Meaning: Can I have a water / coffee / wine / beer / rakija please?
This is the polite and grammatically correct way to order a drink. All you need are two words: molim, and your drink of choice. You can also swap in a specific brand – for example, Molim Zmajsko (a local craft beer – write this one down!).
Cheers, Croatian-style, literally translates to “live”. If you exchange this with a group of friends, you’re all toasting to each other’s lives – how slatko (“sweet”) of you. For a truly Croatian experience, cheers with each person individually, making eye contact as your glasses touch.
Dobar tek (/’doh-bahr ‘tehk/)
Meaning: Bon appetit
Don’t dig in before saying dobar tek. Each person at the table usually says this once to the entire table after the first course has been served.
Koliko košta? (/’koh-lee-koh ‘koh-shtah/)
Meaning: How much does it cost?

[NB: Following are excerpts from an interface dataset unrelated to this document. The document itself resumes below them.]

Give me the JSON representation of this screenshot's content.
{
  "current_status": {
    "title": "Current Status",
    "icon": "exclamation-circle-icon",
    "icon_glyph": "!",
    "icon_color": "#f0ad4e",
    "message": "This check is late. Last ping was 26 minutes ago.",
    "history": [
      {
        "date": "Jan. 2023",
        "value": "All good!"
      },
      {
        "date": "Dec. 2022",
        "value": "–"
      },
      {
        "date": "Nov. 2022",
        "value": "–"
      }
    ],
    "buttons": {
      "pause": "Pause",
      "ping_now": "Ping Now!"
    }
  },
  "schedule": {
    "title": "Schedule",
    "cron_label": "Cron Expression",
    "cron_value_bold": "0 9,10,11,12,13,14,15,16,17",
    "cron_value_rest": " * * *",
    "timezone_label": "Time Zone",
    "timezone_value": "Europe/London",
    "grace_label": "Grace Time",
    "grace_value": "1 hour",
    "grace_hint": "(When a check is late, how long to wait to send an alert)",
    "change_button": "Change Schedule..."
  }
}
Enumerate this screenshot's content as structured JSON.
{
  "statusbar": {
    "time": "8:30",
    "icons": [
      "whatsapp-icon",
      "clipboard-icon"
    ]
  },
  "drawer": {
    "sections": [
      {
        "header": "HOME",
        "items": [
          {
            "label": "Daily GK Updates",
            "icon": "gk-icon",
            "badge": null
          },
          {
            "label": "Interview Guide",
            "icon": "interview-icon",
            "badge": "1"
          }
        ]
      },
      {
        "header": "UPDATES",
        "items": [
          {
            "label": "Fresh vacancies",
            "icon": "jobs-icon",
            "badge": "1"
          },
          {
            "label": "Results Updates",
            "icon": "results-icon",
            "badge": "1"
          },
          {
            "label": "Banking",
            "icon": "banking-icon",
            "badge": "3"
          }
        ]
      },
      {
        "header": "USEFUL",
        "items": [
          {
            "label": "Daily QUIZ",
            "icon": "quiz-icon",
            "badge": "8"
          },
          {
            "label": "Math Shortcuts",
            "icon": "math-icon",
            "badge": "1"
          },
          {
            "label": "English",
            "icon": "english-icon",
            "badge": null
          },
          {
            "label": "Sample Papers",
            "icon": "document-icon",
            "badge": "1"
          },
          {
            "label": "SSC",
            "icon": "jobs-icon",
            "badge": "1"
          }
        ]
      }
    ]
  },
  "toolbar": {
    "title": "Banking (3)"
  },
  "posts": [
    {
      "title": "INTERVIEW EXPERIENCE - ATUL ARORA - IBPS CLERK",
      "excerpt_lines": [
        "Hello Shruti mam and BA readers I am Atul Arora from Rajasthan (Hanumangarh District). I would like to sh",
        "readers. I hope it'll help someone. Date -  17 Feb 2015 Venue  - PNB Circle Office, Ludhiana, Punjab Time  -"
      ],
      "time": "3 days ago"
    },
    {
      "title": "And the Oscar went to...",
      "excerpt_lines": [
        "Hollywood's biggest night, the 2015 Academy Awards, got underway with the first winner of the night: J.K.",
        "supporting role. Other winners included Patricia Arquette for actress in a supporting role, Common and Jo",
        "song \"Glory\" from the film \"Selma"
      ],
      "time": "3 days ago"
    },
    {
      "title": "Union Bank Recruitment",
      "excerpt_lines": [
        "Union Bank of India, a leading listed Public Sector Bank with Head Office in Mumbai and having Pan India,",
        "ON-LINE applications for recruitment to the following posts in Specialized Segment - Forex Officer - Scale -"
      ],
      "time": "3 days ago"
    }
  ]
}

Use this in restaurants and shops. Simply point to the menu item or product in front of you, and say: Koliko košta?
Molim račun (/’moh-leem ‘rah-choon/)
Meaning: The bill, please
In Croatian, receive your check by reordering the words – molim račun translates literally to “please bill”.
Hvala (/’hvah-lah/) / Puno hvala (/’poo-noh ‘hvah-lah/) / Hvala lijepa (/’hvah-lah lee-‘yeh-pah/)
Meaning: Thank you / Many thanks / Thank you kindly
Croatian can get very…colourful, even when it comes to saying thank you. We’ll spare you the wilder choices for now and keep it polite with hvala (thank you), puno hvala (many thanks), and hvala lijepa (literally “thank you beautifully”– thanks on steroids).
Oprosti (/oh-‘proh-stee/) / Oprostite (/oh-‘proh-stee-teh/) / Ispričavam se (/ih-‘spree-chah-vahm seh/)
Meaning: Sorry (informal) / Sorry (formal or plural) / I apologise
When saying sorry to a friend, use oprosti, and oprostite for people you don’t know, older people and groups. Ispričavam se translates to “I apologise”, and both oprostite and ispričavam se can be used as “excuse me” as well.
Ne razumijem (/neh rah-‘zoo-mee-yem/) / Ne govorim hrvatski (/neh ‘goh-voh-reem ‘hrvah-tskee/)
Meaning: I don’t understand / I don’t speak Croatian
Keep these handy if someone starts speaking Croatian to you, or before you ask for help or directions. Croats will likely be able to help you in almost fluent English – if not another language too. From first grade through high school, Croats are taught three languages – Croatian, English and another language of choice – plus, much of the country lives on international tourism.
Volim te (/’voh-leem teh/)
Meaning: I love you
Short and sweet.
Nedostaješ mi (/neh-‘doh-stah-yehsh mee/)
Meaning: I miss you
You might just need this one during your departure.
Sretan rođendan /’sreh-tahn ‘roh-jen-dahn/
Meaning: Happy birthday
Follow sretan rođendan up with živjeli!
Hvala na pozivu (/’hvah-lah nah ‘poh-zee-voo/) / Bilo je odlično (/’bee-loh yeh ‘ohd-leech-noh/)
Meaning: Thank you for the invite / It was great
Thank your friends and hosts for their hospitality. In Croatia, if you’re a guest in someone’s home (for a party, dinner or any type of gathering), it’s customary to bring gifts, such as chocolate, a bottle of wine or coffee.
Upala sjekira u med (/’oo-pah-lah ‘syeh-kee-rah oo ‘mehd/)
Meaning: The axe fell into honey
This expression is used when someone wins or achieves success by chance – for example, winning the lottery.
Zrno po zrno pogača, kamen po kamen palača (/’zrnoh poh ‘zrnoh ‘poh-gah-chah ‘kah-men poh ‘kah-men ‘pah-lah-chah/)
Meaning: Grain by grain makes bread, stone by stone makes a palace
Little things that seem insignificant on their own can add up to something useful and wonderful.
Ne zna se tko pije, a tko plaća (/’neh znah seh tkoh ‘pee-yeh ah tkoh ‘plah-chah)
Meaning: You can’t tell who is drinking, and who is paying
Used to denote a chaotic, unclear or disorganised situation, this phrase can be exemplified by many a football match, when players and referees disagree about a call. Fans can look down on the field, shaking their heads and muttering ne zna se tko pije, a tko plaća…
Čuvati kao vodu na dlanu (/’choo-vah-tee kah-oh ‘voh-doo nah ‘dlah-noo/)
Meaning: Protect like water in the palm of the hand
This expression means to truly treasure something – like maybe your freshly minted Croatian language knowledge!